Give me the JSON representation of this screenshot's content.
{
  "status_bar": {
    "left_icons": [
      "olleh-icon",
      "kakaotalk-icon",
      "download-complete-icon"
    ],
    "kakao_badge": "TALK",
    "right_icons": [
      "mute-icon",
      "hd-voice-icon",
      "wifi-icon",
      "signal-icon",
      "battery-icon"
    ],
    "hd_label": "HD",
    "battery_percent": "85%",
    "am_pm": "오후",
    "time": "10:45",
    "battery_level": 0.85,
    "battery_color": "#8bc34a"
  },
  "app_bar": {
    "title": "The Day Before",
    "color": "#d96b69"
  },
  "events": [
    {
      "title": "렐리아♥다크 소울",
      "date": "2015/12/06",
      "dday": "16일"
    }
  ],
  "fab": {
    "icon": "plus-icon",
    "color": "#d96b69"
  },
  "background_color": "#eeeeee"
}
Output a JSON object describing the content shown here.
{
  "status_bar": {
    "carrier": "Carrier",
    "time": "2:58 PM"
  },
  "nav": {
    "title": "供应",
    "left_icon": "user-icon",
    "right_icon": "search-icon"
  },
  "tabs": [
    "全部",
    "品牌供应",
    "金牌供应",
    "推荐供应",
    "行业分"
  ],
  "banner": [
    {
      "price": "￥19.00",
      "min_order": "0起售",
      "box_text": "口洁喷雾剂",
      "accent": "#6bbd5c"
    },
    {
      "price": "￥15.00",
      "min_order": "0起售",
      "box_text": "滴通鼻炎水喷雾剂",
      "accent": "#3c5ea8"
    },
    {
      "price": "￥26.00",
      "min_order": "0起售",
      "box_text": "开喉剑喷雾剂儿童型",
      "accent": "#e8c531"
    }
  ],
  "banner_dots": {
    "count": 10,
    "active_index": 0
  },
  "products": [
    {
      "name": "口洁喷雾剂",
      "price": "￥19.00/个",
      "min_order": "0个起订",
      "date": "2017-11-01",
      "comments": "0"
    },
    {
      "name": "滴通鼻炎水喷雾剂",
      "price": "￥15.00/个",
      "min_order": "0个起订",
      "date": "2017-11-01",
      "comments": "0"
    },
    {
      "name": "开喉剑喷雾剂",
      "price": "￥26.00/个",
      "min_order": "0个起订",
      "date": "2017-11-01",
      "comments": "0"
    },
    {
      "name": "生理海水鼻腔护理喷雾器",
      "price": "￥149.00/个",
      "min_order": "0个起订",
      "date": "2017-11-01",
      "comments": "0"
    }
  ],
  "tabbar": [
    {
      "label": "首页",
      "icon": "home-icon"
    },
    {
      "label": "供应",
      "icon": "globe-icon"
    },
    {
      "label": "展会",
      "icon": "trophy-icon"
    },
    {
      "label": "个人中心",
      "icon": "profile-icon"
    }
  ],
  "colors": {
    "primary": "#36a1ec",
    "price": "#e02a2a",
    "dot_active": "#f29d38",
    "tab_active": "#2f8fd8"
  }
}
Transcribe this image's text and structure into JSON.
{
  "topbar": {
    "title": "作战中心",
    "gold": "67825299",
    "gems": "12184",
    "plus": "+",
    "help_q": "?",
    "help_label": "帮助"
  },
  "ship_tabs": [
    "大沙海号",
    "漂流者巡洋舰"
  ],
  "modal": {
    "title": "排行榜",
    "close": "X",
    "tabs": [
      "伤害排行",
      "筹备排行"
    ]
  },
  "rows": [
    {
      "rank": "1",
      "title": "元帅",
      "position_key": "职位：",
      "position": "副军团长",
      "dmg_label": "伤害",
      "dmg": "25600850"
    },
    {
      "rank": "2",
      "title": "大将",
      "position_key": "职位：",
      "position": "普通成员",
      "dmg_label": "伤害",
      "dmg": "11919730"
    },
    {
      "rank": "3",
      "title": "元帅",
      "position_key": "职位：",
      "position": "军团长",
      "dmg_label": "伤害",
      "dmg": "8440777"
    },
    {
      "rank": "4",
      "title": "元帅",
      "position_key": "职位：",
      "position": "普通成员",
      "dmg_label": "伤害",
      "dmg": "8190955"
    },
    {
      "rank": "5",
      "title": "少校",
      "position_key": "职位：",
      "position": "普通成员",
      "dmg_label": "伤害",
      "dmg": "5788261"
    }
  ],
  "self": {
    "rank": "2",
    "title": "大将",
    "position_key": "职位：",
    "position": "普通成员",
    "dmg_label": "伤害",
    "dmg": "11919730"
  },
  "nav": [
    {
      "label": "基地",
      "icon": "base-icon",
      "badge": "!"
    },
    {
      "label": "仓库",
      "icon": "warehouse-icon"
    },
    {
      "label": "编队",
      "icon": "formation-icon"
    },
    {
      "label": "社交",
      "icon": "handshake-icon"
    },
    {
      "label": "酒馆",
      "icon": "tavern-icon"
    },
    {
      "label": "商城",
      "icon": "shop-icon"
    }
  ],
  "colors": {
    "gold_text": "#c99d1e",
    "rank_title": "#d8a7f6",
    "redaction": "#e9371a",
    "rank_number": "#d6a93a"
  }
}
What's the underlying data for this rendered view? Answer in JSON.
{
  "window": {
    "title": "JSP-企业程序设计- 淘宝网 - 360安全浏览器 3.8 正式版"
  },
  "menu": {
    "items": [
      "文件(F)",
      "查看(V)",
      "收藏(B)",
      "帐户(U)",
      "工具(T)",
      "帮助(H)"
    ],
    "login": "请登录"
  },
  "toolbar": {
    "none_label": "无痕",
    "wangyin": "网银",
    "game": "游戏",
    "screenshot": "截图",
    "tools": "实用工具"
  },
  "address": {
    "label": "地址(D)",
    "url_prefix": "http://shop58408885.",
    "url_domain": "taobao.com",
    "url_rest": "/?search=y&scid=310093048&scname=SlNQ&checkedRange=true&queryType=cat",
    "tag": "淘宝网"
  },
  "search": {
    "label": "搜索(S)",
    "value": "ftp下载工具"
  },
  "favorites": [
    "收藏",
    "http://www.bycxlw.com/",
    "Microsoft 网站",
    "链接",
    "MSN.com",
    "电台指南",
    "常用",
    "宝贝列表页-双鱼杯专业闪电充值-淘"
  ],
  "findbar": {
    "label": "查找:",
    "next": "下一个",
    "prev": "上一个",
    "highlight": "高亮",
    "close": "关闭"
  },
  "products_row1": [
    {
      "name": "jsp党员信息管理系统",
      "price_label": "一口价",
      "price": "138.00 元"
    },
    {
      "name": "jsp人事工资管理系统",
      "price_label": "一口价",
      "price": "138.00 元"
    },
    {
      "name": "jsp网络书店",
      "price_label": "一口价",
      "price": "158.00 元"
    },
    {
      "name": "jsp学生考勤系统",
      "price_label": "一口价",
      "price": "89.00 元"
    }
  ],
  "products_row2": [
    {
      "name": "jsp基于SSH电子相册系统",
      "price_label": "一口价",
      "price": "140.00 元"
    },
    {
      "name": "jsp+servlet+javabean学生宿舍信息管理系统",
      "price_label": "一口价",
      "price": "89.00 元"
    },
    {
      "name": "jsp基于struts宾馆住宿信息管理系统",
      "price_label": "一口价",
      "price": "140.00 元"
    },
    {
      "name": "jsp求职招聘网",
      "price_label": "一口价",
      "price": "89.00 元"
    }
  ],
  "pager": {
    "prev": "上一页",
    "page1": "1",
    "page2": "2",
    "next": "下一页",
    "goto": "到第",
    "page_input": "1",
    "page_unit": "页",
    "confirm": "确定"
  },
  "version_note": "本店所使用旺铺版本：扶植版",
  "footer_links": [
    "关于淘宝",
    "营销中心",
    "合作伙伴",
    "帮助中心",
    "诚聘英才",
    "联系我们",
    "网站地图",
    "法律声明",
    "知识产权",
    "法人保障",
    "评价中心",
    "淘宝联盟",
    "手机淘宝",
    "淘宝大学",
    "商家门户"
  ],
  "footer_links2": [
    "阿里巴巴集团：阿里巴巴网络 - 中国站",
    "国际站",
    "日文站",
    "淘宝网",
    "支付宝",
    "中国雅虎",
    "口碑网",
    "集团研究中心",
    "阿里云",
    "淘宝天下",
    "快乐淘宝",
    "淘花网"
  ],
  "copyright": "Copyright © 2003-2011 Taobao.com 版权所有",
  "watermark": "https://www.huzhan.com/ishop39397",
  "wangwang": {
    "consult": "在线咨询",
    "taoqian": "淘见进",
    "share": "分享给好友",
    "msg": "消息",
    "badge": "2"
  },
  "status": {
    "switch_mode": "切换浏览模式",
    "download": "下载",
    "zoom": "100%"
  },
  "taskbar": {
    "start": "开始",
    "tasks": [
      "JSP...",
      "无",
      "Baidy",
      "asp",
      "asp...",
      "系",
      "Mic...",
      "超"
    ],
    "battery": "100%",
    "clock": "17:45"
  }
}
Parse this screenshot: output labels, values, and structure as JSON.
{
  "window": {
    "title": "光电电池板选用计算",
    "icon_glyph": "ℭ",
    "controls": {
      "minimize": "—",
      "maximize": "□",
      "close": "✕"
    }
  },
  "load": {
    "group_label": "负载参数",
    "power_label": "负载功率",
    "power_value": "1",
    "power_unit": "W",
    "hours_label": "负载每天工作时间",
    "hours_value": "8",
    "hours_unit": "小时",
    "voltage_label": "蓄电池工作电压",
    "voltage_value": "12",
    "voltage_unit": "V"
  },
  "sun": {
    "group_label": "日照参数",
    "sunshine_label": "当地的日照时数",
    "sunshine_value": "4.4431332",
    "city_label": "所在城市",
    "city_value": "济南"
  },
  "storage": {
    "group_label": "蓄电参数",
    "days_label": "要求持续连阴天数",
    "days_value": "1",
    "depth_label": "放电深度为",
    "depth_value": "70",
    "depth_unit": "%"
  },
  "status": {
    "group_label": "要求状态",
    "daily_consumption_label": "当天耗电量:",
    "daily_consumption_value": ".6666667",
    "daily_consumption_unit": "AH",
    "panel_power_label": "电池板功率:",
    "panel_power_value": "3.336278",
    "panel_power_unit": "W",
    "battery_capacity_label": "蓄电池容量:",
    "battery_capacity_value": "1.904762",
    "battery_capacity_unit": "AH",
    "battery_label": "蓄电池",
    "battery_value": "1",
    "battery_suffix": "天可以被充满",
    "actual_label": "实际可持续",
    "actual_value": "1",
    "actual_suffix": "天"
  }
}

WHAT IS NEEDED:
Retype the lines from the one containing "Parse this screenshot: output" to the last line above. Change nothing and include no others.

RESULT:
Parse this screenshot: output labels, values, and structure as JSON.
{
  "window": {
    "title": "光电电池板选用计算",
    "icon_glyph": "ℭ",
    "controls": {
      "minimize": "—",
      "maximize": "□",
      "close": "✕"
    }
  },
  "load": {
    "group_label": "负载参数",
    "power_label": "负载功率",
    "power_value": "1",
    "power_unit": "W",
    "hours_label": "负载每天工作时间",
    "hours_value": "8",
    "hours_unit": "小时",
    "voltage_label": "蓄电池工作电压",
    "voltage_value": "12",
    "voltage_unit": "V"
  },
  "sun": {
    "group_label": "日照参数",
    "sunshine_label": "当地的日照时数",
    "sunshine_value": "4.4431332",
    "city_label": "所在城市",
    "city_value": "济南"
  },
  "storage": {
    "group_label": "蓄电参数",
    "days_label": "要求持续连阴天数",
    "days_value": "1",
    "depth_label": "放电深度为",
    "depth_value": "70",
    "depth_unit": "%"
  },
  "status": {
    "group_label": "要求状态",
    "daily_consumption_label": "当天耗电量:",
    "daily_consumption_value": ".6666667",
    "daily_consumption_unit": "AH",
    "panel_power_label": "电池板功率:",
    "panel_power_value": "3.336278",
    "panel_power_unit": "W",
    "battery_capacity_label": "蓄电池容量:",
    "battery_capacity_value": "1.904762",
    "battery_capacity_unit": "AH",
    "battery_label": "蓄电池",
    "battery_value": "1",
    "battery_suffix": "天可以被充满",
    "actual_label": "实际可持续",
    "actual_value": "1",
    "actual_suffix": "天"
  }
}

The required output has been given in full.